My quarrel with Dudley’s article is that his logic seems to be a bit off.  If by “requiring” acceptance of evolution for the Christian he means that it necessarily entails the acceptance of evolution then he has missed the gospel message.  There’s a difference between having sound Christian theology and philosophy and what it means to have Christian faith.  Here’s the logic.

Necessarily, Christian faith entails the acceptance of evolution.

This doesn’t make sense at all.  He also equates this as orthodoxy!  Here are a few examples of what having Christian faith necessarily entails.

Necessarily, Christian faith entails the belief in the existence of God.

Necessarily, Christian faith entails the belief that Jesus was fully human and fully God and died as a propitiation for your sin.

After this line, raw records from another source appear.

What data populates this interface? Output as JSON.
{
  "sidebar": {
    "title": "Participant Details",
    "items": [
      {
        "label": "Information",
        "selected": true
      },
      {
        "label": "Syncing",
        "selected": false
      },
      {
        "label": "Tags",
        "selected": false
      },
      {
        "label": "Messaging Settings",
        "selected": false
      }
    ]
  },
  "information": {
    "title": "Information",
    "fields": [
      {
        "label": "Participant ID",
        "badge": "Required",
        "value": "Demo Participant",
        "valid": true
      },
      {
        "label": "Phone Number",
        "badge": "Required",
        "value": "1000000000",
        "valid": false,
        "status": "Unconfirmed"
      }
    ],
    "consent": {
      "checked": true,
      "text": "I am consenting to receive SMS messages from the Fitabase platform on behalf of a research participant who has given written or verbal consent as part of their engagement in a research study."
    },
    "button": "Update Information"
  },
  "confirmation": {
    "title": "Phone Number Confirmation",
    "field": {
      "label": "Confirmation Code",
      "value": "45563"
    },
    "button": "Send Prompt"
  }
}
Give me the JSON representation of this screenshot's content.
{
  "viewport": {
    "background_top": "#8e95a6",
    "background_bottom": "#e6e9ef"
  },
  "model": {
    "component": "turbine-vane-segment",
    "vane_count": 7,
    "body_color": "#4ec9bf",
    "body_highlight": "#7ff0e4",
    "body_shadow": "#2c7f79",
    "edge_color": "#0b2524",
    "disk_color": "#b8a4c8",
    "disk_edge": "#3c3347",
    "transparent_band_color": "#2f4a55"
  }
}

These are examples of the gospel message, what it means to be a Christian.  Consider one’s theology as a web.  In the center of the web is the gospel message.  The next ring is orthodoxy, the acceptance of the inerrancy of Scripture, the second coming of Christ, the existence of a hell, etc.  Then there are peripheral manners and doctrines such as how sign gifts function today, how ordinances and sacraments are to be observed, etc.  One’s science, in this case, how one views evolution, is peripheral to being a Christian.  I agree with Dudley, a Christian should have sound theology and philosophy, which will shape how one applies theory in approaching the scientific data.  However, the scientific aspect of theology and philosophy is not the gospel message and it is not a manner of orthodoxy.  Dudley then proceeds to list several examples of creationism inability to account for specific scientific data, which I am not going to comment on (my credentials are in philosophy and theology).  However, I’d encourage him to be aware of one hand clapping.

I myself am not a creationist.  I believe [this] universe is about 13.7 billion years old.  I do advocate intelligent design, which is completely compatible with common descent evolution.  My only objection is with Darwinian evolution.  I appreciate what Dudley has attempted to do.  He has attempted to present Christianity in the light of responsible intellectual existence.  I hope he continues in doing so; however, he must do so by properly making the distinction between what requires Christian faith and applying sound theology and philosophy to science.